## EXERCISE DETAILS:
Report the number of lines below in which the word "name" occurs. Nothing else is needed.

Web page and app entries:
..............................
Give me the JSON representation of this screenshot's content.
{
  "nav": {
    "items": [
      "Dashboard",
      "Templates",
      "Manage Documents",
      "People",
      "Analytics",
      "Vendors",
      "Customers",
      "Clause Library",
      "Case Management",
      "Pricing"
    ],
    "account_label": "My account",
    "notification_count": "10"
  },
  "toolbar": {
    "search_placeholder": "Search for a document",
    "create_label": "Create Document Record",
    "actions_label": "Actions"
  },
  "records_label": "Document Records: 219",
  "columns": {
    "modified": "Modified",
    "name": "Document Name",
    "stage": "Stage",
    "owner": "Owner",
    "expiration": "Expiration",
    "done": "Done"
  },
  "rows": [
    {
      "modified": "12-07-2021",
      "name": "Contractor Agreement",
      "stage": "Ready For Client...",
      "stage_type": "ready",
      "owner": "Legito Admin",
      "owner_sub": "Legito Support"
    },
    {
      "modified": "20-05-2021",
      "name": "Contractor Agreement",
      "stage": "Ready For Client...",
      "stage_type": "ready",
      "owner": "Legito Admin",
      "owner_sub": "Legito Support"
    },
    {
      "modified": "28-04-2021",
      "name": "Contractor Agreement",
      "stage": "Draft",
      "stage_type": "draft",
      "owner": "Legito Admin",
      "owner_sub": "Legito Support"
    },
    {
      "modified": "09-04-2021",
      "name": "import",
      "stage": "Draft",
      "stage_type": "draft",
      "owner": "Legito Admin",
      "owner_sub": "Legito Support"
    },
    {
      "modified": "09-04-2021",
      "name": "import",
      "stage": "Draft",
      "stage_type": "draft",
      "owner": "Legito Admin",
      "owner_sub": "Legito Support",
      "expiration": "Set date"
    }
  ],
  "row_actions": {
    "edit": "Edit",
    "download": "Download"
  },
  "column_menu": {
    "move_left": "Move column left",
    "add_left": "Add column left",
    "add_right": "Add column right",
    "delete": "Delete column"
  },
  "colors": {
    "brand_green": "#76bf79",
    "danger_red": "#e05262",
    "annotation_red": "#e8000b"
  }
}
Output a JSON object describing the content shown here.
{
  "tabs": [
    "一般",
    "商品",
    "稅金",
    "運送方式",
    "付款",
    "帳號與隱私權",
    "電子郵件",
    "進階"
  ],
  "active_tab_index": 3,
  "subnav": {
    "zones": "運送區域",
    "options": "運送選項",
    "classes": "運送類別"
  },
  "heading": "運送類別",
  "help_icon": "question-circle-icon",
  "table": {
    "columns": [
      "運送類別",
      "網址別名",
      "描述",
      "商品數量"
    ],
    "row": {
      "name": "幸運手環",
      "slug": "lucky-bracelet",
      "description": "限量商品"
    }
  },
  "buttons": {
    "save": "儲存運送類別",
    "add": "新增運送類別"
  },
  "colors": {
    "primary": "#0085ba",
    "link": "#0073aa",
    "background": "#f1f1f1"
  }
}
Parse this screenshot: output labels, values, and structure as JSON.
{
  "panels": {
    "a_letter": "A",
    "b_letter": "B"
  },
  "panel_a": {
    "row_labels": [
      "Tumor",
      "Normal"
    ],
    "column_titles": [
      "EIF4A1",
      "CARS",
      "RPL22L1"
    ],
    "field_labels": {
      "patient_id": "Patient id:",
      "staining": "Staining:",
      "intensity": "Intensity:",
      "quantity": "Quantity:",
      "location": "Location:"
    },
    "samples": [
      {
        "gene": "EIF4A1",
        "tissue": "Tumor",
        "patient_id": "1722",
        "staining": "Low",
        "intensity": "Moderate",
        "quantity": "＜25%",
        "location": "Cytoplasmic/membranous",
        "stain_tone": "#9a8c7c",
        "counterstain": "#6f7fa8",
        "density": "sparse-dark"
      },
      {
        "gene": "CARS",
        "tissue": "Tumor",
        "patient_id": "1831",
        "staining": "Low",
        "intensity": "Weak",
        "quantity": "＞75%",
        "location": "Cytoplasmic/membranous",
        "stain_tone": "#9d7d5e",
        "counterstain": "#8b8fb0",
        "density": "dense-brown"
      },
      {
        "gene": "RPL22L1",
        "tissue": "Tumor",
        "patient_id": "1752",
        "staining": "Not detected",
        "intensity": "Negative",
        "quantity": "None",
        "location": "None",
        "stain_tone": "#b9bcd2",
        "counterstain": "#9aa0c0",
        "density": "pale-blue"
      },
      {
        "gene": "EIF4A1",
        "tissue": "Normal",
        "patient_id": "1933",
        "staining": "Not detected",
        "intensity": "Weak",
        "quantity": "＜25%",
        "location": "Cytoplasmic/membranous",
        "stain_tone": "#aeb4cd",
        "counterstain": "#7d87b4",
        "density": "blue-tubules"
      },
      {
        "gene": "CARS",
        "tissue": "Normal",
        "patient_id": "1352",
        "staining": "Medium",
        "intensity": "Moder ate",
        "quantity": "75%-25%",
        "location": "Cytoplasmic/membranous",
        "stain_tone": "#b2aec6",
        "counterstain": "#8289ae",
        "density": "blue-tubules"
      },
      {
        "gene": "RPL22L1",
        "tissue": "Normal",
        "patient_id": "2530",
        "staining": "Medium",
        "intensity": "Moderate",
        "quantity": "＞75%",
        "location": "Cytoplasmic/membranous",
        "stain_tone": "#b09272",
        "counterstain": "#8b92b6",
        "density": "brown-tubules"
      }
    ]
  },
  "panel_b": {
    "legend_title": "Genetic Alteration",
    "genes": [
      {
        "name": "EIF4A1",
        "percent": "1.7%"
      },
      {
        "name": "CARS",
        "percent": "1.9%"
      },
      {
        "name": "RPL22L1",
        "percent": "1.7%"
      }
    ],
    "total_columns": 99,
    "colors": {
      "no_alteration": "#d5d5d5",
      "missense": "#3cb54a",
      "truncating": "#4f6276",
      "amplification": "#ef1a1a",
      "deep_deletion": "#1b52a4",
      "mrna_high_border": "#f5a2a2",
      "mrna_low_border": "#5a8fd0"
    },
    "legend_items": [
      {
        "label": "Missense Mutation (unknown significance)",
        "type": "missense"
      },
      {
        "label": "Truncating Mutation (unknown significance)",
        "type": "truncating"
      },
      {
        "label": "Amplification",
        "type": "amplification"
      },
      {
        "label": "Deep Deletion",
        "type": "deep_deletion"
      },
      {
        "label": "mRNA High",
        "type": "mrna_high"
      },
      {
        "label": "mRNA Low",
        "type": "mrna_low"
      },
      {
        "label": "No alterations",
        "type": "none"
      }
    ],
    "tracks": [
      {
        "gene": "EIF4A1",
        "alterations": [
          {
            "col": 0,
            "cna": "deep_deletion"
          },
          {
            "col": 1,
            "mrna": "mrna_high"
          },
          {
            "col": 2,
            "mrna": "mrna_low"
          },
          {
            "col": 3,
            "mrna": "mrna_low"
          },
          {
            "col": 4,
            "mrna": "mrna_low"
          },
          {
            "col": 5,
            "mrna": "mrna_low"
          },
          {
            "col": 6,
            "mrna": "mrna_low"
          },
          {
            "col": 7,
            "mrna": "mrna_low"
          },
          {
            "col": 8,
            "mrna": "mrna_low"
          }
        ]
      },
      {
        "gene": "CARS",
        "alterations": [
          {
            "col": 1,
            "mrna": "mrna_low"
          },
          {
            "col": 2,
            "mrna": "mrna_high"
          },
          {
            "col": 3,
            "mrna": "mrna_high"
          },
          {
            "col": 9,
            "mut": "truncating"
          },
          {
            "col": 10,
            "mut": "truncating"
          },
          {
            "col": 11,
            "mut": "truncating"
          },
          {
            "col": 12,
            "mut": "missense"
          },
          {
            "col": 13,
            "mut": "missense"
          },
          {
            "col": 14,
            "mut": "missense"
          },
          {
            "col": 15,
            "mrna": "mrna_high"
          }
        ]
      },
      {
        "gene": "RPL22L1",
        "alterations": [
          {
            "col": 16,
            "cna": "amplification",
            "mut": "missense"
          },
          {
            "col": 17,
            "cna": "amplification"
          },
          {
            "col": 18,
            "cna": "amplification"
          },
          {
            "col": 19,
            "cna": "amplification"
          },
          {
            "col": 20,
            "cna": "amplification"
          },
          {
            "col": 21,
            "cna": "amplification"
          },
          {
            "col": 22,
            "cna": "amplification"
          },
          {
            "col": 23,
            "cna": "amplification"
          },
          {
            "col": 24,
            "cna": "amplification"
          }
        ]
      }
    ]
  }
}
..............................
## SOLUTION BELOW:
10